Inevitably, Tracy is unable to convince his superiors (particularly DA Fletcher (Dick Van Dyke)) and Big Boy walks free, bemoaning his false imprisonment. Tracy is carpeted for his failure whilst Big Boy sets into motion his grand scheme, uniting the many suspicious gang bosses to form an impervious felonious organisation. An onslaught of racketeering, violence and betting engulfs the city as Tracy searches for a way to get his man (all the while looking after the Kid). A critical factor in his tactics involves night-club singer Breathless Mahoney (Madonna), who's Big Boy's hired beauty. She has the ability to provide crucial evidence against her keeper, at some personal risk, yet refuses on the pretext of some hidden, personal agenda. Flirting with Tracy she seems to want his total devotion even when it's clear that Tracy's married to his job (with Tess coming just after).
Visually magnificent, the cartoon world of Dick Tracy is recreated in staggering detail. The integration of live-action and plainly artificial backdrops (which straddle the border of graphic-novel and reality) is perfect. Enhancing this cityscape is the decision to utilise only a limited range of primary colours (those in the original strip), which produces some utterly entrancing shots of night-time streets. The second superb design element covers the bad-guys make-up - just take a few names, such as Flattop and Pruneface, then let your imagination run wild (conversely, the good-guys have no external distortions).

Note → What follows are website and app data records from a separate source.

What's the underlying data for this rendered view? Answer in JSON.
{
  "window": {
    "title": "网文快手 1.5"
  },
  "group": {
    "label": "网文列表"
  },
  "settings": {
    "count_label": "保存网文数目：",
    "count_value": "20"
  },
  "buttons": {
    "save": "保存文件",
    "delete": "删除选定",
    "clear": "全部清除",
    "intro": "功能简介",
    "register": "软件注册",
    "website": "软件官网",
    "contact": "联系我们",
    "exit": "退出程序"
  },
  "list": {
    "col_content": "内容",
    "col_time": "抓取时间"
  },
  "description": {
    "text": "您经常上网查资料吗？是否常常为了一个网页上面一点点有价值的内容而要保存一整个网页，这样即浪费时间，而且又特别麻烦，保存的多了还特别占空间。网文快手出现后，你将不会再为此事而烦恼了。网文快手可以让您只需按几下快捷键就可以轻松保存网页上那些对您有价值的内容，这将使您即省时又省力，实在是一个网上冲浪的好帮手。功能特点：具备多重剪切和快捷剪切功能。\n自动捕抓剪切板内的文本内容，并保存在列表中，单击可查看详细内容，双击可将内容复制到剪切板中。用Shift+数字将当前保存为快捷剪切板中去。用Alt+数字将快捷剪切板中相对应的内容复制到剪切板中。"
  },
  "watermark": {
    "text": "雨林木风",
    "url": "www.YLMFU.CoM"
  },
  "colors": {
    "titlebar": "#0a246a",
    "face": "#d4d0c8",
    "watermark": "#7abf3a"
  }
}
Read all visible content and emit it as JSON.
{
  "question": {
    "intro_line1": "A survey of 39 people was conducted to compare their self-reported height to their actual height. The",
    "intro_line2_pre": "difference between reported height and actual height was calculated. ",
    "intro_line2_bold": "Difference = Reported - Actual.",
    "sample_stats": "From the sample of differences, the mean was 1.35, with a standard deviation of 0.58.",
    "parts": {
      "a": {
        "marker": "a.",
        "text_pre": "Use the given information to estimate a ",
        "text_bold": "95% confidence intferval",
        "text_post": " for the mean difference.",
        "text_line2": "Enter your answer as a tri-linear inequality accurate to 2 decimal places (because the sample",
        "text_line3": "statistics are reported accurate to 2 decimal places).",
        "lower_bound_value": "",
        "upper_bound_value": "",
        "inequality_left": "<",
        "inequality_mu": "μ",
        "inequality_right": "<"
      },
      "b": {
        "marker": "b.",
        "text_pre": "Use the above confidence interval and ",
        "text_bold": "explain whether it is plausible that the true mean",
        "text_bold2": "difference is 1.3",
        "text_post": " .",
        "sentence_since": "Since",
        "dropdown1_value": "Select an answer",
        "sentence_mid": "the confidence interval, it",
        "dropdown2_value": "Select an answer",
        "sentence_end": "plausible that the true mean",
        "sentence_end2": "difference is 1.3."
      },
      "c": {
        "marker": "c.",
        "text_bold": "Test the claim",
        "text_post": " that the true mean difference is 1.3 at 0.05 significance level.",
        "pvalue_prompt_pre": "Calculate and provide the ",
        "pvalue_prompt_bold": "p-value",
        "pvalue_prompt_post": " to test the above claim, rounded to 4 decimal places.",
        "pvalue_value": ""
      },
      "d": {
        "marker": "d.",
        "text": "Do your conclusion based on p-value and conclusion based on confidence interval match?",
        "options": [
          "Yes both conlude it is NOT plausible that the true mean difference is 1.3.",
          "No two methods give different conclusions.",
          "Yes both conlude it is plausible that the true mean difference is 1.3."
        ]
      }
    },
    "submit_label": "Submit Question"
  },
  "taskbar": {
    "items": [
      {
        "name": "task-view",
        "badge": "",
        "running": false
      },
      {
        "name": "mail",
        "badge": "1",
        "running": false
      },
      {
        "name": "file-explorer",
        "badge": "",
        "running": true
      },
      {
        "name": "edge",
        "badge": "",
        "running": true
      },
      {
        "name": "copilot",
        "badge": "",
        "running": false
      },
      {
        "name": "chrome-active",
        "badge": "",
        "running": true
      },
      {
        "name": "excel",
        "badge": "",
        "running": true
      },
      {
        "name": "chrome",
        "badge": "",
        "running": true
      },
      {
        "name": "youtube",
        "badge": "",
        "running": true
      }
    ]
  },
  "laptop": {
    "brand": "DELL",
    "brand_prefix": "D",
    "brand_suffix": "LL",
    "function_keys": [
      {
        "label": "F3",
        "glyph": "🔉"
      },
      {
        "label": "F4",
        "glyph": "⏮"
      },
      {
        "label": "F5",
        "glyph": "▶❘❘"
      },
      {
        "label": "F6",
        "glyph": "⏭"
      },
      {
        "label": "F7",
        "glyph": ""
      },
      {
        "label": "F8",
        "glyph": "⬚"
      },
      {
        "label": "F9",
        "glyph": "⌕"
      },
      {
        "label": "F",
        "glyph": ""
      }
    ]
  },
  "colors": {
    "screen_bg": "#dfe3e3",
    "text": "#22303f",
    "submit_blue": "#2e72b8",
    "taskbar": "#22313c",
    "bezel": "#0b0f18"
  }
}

However, the plot behind these images is unusually lightweight and fragmented. Beyond the basic idea of good and evil sparring for control there is precious little structure, just filler. If the characters were charismatic and easy to empathise with then this emptiness wouldn't be a drawback, but they aren't. Almost every role appears two-dimensional and simplistic, which may have been Beatty's objective but doesn't lead to scenes that express much emotion. The result is that when the grand finale arrives it feels curiously flat and undramatic. One the other hand, if you want the movie to be a direct translation of the strip then Dick Tracy may be just what you're looking for. Personally I found a lot to gaze at in Dick Tracy, all wrapped around a high-calorie, low-fibre heart.